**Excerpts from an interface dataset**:
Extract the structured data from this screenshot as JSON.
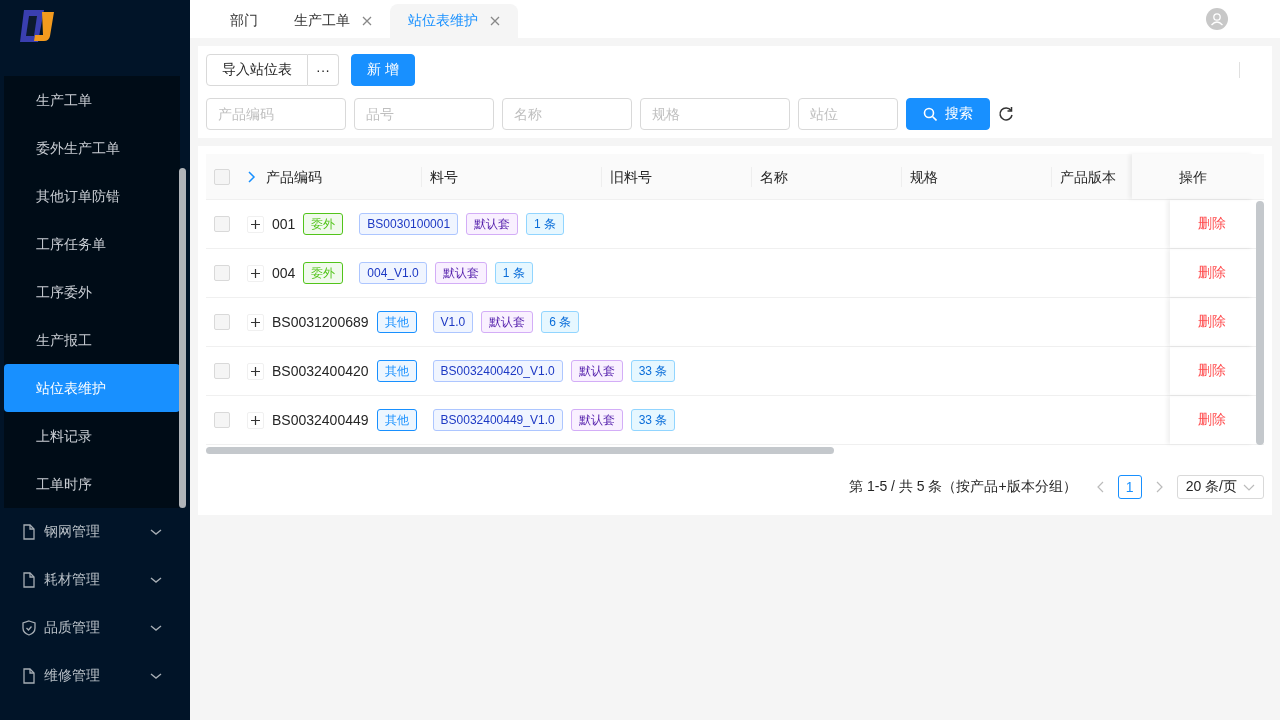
{
  "sidebar": {
    "submenu": [
      {
        "label": "生产工单",
        "selected": false
      },
      {
        "label": "委外生产工单",
        "selected": false
      },
      {
        "label": "其他订单防错",
        "selected": false
      },
      {
        "label": "工序任务单",
        "selected": false
      },
      {
        "label": "工序委外",
        "selected": false
      },
      {
        "label": "生产报工",
        "selected": false
      },
      {
        "label": "站位表维护",
        "selected": true
      },
      {
        "label": "上料记录",
        "selected": false
      },
      {
        "label": "工单时序",
        "selected": false
      }
    ],
    "groups": [
      {
        "label": "钢网管理",
        "kind": "file",
        "expanded": false
      },
      {
        "label": "耗材管理",
        "kind": "file",
        "expanded": false
      },
      {
        "label": "品质管理",
        "kind": "shield",
        "expanded": false
      },
      {
        "label": "维修管理",
        "kind": "file",
        "expanded": false
      }
    ]
  },
  "tabs": [
    {
      "label": "部门",
      "closable": false,
      "selected": false
    },
    {
      "label": "生产工单",
      "closable": true,
      "selected": false
    },
    {
      "label": "站位表维护",
      "closable": true,
      "selected": true
    }
  ],
  "toolbar": {
    "import_button": "导入站位表",
    "more_button": "···",
    "add_button": "新 增"
  },
  "filters": [
    {
      "placeholder": "产品编码"
    },
    {
      "placeholder": "品号"
    },
    {
      "placeholder": "名称"
    },
    {
      "placeholder": "规格"
    },
    {
      "placeholder": "站位"
    }
  ],
  "search_button": "搜索",
  "table": {
    "columns": [
      "产品编码",
      "料号",
      "旧料号",
      "名称",
      "规格",
      "产品版本",
      "操作"
    ],
    "all_checked": false,
    "rows": [
      {
        "checked": false,
        "code": "001",
        "tags": [
          {
            "text": "委外",
            "color": "#52c41a"
          },
          {
            "text": "BS0030100001",
            "kind": "part"
          },
          {
            "text": "默认套",
            "kind": "set"
          },
          {
            "text": "1 条",
            "kind": "count"
          }
        ],
        "action": "删除"
      },
      {
        "checked": false,
        "code": "004",
        "tags": [
          {
            "text": "委外",
            "color": "#52c41a"
          },
          {
            "text": "004_V1.0",
            "kind": "part"
          },
          {
            "text": "默认套",
            "kind": "set"
          },
          {
            "text": "1 条",
            "kind": "count"
          }
        ],
        "action": "删除"
      },
      {
        "checked": false,
        "code": "BS0031200689",
        "tags": [
          {
            "text": "其他",
            "color": "#1890ff"
          },
          {
            "text": "V1.0",
            "kind": "part"
          },
          {
            "text": "默认套",
            "kind": "set"
          },
          {
            "text": "6 条",
            "kind": "count"
          }
        ],
        "action": "删除"
      },
      {
        "checked": false,
        "code": "BS0032400420",
        "tags": [
          {
            "text": "其他",
            "color": "#1890ff"
          },
          {
            "text": "BS0032400420_V1.0",
            "kind": "part"
          },
          {
            "text": "默认套",
            "kind": "set"
          },
          {
            "text": "33 条",
            "kind": "count"
          }
        ],
        "action": "删除"
      },
      {
        "checked": false,
        "code": "BS0032400449",
        "tags": [
          {
            "text": "其他",
            "color": "#1890ff"
          },
          {
            "text": "BS0032400449_V1.0",
            "kind": "part"
          },
          {
            "text": "默认套",
            "kind": "set"
          },
          {
            "text": "33 条",
            "kind": "count"
          }
        ],
        "action": "删除"
      }
    ]
  },
  "pagination": {
    "summary": "第 1-5 / 共 5 条（按产品+版本分组）",
    "pages": [
      {
        "label": "1",
        "selected": true
      }
    ],
    "page_size": "20 条/页"
  }
}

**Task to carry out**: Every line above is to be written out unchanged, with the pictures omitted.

**Response below**:
Extract the structured data from this screenshot as JSON.
{
  "sidebar": {
    "submenu": [
      {
        "label": "生产工单",
        "selected": false
      },
      {
        "label": "委外生产工单",
        "selected": false
      },
      {
        "label": "其他订单防错",
        "selected": false
      },
      {
        "label": "工序任务单",
        "selected": false
      },
      {
        "label": "工序委外",
        "selected": false
      },
      {
        "label": "生产报工",
        "selected": false
      },
      {
        "label": "站位表维护",
        "selected": true
      },
      {
        "label": "上料记录",
        "selected": false
      },
      {
        "label": "工单时序",
        "selected": false
      }
    ],
    "groups": [
      {
        "label": "钢网管理",
        "kind": "file",
        "expanded": false
      },
      {
        "label": "耗材管理",
        "kind": "file",
        "expanded": false
      },
      {
        "label": "品质管理",
        "kind": "shield",
        "expanded": false
      },
      {
        "label": "维修管理",
        "kind": "file",
        "expanded": false
      }
    ]
  },
  "tabs": [
    {
      "label": "部门",
      "closable": false,
      "selected": false
    },
    {
      "label": "生产工单",
      "closable": true,
      "selected": false
    },
    {
      "label": "站位表维护",
      "closable": true,
      "selected": true
    }
  ],
  "toolbar": {
    "import_button": "导入站位表",
    "more_button": "···",
    "add_button": "新 增"
  },
  "filters": [
    {
      "placeholder": "产品编码"
    },
    {
      "placeholder": "品号"
    },
    {
      "placeholder": "名称"
    },
    {
      "placeholder": "规格"
    },
    {
      "placeholder": "站位"
    }
  ],
  "search_button": "搜索",
  "table": {
    "columns": [
      "产品编码",
      "料号",
      "旧料号",
      "名称",
      "规格",
      "产品版本",
      "操作"
    ],
    "all_checked": false,
    "rows": [
      {
        "checked": false,
        "code": "001",
        "tags": [
          {
            "text": "委外",
            "color": "#52c41a"
          },
          {
            "text": "BS0030100001",
            "kind": "part"
          },
          {
            "text": "默认套",
            "kind": "set"
          },
          {
            "text": "1 条",
            "kind": "count"
          }
        ],
        "action": "删除"
      },
      {
        "checked": false,
        "code": "004",
        "tags": [
          {
            "text": "委外",
            "color": "#52c41a"
          },
          {
            "text": "004_V1.0",
            "kind": "part"
          },
          {
            "text": "默认套",
            "kind": "set"
          },
          {
            "text": "1 条",
            "kind": "count"
          }
        ],
        "action": "删除"
      },
      {
        "checked": false,
        "code": "BS0031200689",
        "tags": [
          {
            "text": "其他",
            "color": "#1890ff"
          },
          {
            "text": "V1.0",
            "kind": "part"
          },
          {
            "text": "默认套",
            "kind": "set"
          },
          {
            "text": "6 条",
            "kind": "count"
          }
        ],
        "action": "删除"
      },
      {
        "checked": false,
        "code": "BS0032400420",
        "tags": [
          {
            "text": "其他",
            "color": "#1890ff"
          },
          {
            "text": "BS0032400420_V1.0",
            "kind": "part"
          },
          {
            "text": "默认套",
            "kind": "set"
          },
          {
            "text": "33 条",
            "kind": "count"
          }
        ],
        "action": "删除"
      },
      {
        "checked": false,
        "code": "BS0032400449",
        "tags": [
          {
            "text": "其他",
            "color": "#1890ff"
          },
          {
            "text": "BS0032400449_V1.0",
            "kind": "part"
          },
          {
            "text": "默认套",
            "kind": "set"
          },
          {
            "text": "33 条",
            "kind": "count"
          }
        ],
        "action": "删除"
      }
    ]
  },
  "pagination": {
    "summary": "第 1-5 / 共 5 条（按产品+版本分组）",
    "pages": [
      {
        "label": "1",
        "selected": true
      }
    ],
    "page_size": "20 条/页"
  }
}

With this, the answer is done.